Asking what unauthorized access is
Prompting an LLM to learn about unauthorized access

Now that we are learning about unauthorized access, let's see if we can get a real-world example of what this might look like.

An example of unauthorized access
Prompting an LLM for a real-world example

As you can see, our LLM is providing us with some helpful information. From this example we've learned how AWS Network Firewall can help protect against threats. We've learned a little about unauthorized access, and it gave us an example of how this might happen and how the firewall can protect against it. And while this is a very simple example, it illustrates how Generative AI can be used to learn about various topics that relate to cybersecurity.

Because the world of cybersecurity is rapidly evolving, relying solely on Generative AI tools can be a double-edged sword. In my interview with Mike Chambers, he highlighted the potential of these tools in aiding learning, but he also emphasized the need for discernment. Generative AI models, despite their vast knowledge, are trained on data up to a certain point in time. This means they might not always possess the latest information, especially in fields like cybersecurity where new threats and solutions emerge frequently. As such, while these models can be a valuable supplementary resource, it's crucial to cross-reference their insights with up-to-date, authoritative sources.

If you're interested in learning more about Generative AI and Large Language Models, have a look at the Generative AI space on Community.AWS as well as the BuildOn YouTube Channel. Here you'll find several articles and videos to introduce you to the workings of Generative AI as well as examples of how to use Amazon Bedrock in your organization. For a more formal setting, have a look at the comprehensive course on large language models where Mike Chambers, Antje Barth and other experts dive deep into this new and exciting technology. As you continue to use Generative AI as a learning tool you'll quickly realize that the capabilities far exceed that of a tool for learning. We will cover other areas of how Generative AI can be useful for cybersecurity professionals in another post.

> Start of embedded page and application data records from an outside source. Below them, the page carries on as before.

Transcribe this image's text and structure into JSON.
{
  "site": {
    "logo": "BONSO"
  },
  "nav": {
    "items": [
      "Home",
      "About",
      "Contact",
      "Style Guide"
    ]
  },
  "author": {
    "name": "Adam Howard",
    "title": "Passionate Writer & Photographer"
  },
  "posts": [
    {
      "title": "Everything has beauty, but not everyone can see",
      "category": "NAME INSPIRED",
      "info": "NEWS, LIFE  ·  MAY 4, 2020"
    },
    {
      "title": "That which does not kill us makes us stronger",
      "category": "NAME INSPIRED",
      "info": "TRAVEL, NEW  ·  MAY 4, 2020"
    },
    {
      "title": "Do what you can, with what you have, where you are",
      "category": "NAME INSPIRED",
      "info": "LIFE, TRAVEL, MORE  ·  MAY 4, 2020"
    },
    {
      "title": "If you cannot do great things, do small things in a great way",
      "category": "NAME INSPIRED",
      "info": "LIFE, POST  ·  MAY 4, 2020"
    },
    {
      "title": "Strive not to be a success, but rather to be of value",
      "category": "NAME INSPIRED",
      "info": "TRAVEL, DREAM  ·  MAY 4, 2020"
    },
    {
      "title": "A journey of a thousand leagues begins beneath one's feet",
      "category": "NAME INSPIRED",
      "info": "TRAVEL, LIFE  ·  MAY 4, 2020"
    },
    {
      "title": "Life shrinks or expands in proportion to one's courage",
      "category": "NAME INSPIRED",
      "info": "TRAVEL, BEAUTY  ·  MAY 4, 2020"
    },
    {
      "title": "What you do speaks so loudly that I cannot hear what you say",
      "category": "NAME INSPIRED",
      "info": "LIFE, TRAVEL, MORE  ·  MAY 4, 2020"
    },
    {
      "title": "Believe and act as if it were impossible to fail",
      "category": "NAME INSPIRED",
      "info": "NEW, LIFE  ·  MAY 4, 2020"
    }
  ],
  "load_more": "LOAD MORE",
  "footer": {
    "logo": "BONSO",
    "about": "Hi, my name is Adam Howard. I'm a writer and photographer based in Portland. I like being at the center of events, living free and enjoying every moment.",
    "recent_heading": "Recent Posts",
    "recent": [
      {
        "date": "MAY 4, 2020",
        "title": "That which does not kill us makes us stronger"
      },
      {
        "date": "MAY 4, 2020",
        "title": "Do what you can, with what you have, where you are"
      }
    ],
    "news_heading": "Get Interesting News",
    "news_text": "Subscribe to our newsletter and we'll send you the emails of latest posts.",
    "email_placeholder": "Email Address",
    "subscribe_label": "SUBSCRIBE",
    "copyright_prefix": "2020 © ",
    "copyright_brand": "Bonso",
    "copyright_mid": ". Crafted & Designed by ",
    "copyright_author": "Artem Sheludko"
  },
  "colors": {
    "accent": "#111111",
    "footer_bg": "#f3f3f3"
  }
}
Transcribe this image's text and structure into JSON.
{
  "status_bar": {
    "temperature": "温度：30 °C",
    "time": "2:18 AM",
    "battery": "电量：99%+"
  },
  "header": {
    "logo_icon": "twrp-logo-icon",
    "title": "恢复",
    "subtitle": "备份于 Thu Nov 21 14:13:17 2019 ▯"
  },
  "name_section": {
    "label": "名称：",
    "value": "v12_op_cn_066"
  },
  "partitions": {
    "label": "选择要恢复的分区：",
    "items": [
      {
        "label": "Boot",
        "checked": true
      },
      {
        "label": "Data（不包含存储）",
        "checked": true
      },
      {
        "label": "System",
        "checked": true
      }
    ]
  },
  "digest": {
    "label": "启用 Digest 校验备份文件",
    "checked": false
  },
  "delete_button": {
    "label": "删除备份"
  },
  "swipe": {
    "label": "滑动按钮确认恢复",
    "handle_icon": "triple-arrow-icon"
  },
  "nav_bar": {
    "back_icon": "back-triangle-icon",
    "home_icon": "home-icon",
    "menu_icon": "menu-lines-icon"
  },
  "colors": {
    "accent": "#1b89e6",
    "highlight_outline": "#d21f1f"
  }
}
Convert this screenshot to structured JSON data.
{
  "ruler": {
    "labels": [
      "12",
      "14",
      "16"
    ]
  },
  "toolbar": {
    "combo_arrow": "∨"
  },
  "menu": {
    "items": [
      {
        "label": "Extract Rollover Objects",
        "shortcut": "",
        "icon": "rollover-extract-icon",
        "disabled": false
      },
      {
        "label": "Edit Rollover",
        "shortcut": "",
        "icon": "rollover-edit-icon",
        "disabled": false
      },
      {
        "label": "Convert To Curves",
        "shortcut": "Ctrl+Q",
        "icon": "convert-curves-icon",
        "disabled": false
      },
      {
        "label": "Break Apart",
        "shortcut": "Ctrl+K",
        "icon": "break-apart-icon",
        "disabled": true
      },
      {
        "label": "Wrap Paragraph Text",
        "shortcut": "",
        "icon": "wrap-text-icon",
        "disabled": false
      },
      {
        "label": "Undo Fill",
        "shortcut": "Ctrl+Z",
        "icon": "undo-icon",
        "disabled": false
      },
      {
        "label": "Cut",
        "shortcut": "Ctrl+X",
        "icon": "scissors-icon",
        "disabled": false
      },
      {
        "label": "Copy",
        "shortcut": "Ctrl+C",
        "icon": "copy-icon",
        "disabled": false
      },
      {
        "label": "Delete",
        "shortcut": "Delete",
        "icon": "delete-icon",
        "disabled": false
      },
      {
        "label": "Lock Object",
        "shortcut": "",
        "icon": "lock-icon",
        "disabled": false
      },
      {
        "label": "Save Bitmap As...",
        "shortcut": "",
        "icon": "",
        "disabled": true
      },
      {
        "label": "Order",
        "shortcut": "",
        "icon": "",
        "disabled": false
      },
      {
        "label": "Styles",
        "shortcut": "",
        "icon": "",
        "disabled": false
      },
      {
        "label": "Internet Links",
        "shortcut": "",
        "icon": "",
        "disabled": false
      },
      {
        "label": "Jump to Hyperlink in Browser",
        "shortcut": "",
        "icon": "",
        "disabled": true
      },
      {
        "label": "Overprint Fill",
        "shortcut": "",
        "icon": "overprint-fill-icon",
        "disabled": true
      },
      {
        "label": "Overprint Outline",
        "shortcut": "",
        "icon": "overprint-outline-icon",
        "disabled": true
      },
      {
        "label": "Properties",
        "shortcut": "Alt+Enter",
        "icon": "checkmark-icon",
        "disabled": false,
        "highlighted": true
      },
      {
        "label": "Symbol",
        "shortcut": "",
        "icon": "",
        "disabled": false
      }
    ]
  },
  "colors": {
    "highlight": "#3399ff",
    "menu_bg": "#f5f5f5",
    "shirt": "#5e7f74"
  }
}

Until then, keep exploring, keep learning, and happy labbing.


Any opinions in this post are those of the individual author and may not reflect the opinions of AWS.